**Work to complete**
Copy every line below that has the word "true" in it.

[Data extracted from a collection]
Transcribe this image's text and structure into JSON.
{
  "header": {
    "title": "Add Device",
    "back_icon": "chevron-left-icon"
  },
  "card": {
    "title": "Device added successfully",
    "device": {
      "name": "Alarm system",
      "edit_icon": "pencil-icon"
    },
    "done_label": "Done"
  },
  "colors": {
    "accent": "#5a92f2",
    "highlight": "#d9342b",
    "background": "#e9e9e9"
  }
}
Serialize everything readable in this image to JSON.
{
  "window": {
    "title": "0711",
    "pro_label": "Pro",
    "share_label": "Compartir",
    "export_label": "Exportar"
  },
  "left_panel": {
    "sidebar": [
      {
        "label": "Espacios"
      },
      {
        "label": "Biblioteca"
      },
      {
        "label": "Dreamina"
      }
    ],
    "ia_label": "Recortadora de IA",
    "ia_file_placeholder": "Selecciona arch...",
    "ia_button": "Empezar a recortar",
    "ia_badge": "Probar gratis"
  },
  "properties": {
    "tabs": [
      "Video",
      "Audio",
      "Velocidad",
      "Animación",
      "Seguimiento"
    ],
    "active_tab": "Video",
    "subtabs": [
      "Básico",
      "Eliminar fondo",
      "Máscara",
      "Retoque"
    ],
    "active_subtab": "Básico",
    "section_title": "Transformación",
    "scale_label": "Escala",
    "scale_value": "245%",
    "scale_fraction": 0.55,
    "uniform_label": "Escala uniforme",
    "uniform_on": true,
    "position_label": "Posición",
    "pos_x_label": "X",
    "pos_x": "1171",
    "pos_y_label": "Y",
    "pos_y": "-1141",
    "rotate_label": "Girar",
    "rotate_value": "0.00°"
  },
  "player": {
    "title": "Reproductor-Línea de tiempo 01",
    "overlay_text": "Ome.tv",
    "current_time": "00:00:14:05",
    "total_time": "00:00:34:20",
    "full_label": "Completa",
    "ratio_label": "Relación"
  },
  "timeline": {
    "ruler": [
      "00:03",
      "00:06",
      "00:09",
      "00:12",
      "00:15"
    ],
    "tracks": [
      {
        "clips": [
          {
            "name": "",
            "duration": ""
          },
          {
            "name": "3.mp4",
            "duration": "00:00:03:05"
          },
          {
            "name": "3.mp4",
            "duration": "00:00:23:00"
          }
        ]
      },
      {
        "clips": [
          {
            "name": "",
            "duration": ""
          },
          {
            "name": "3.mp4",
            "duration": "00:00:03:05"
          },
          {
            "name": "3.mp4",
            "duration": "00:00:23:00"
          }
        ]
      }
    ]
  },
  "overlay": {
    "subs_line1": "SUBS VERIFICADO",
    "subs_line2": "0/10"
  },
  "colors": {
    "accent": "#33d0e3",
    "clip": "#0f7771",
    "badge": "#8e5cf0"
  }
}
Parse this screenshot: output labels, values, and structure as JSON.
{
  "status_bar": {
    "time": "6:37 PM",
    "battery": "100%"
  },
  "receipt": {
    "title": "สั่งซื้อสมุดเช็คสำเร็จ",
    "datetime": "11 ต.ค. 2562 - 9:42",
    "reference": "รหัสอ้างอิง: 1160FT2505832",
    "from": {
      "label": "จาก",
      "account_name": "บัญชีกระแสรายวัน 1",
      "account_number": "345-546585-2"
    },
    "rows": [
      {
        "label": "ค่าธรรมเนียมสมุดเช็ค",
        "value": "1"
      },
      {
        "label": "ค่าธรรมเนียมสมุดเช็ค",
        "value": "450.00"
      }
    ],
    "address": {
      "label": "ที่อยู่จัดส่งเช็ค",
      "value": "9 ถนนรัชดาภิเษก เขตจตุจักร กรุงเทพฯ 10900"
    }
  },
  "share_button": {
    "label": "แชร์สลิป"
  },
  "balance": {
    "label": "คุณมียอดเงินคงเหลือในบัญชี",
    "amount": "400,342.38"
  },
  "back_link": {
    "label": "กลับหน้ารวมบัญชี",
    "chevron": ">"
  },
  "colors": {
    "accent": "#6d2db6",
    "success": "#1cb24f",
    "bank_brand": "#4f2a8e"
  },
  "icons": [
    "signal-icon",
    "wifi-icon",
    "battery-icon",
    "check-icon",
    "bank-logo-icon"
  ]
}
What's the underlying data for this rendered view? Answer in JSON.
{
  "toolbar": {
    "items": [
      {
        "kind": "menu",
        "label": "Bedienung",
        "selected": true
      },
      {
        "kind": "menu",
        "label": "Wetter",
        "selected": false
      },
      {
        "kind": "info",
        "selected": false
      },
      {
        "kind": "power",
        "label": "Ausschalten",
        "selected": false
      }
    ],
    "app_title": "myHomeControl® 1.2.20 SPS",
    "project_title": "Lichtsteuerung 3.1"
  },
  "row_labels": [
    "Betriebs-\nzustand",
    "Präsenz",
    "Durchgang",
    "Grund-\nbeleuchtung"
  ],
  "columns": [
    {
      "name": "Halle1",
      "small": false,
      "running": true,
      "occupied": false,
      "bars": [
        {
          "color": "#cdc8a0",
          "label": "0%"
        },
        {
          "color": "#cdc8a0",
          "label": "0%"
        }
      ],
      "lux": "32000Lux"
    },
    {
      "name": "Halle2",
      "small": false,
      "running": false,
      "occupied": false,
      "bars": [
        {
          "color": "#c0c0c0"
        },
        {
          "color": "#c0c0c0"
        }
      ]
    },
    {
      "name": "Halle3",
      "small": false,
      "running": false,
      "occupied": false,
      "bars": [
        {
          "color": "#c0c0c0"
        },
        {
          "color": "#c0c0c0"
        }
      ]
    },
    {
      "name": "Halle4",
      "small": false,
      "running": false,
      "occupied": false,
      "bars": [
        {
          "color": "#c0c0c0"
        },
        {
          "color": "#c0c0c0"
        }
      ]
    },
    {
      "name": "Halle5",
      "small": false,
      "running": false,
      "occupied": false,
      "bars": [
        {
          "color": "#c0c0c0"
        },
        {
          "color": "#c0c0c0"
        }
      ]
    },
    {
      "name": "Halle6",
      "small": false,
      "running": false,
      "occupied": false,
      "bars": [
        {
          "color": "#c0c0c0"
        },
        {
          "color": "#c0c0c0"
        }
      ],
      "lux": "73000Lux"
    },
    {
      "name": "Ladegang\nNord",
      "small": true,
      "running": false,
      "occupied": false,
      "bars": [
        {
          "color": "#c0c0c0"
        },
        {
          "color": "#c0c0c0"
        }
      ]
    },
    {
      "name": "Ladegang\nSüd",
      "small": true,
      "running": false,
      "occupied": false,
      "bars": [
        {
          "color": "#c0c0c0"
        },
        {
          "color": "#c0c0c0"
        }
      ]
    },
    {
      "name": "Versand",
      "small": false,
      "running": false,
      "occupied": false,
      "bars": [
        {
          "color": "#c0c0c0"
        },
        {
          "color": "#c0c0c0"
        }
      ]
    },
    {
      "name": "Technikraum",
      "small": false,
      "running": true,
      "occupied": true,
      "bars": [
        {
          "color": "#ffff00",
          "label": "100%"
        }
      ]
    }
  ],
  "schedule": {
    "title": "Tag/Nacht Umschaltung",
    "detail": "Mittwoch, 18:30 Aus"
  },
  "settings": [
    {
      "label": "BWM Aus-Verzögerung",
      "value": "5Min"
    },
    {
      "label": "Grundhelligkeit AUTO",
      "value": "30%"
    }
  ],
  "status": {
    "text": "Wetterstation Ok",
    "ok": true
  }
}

**Answer for the task**
    "uniform_on": true,
        "selected": true
      "running": true,
      "small": true,
      "small": true,
      "running": true,
      "occupied": true,
    "ok": true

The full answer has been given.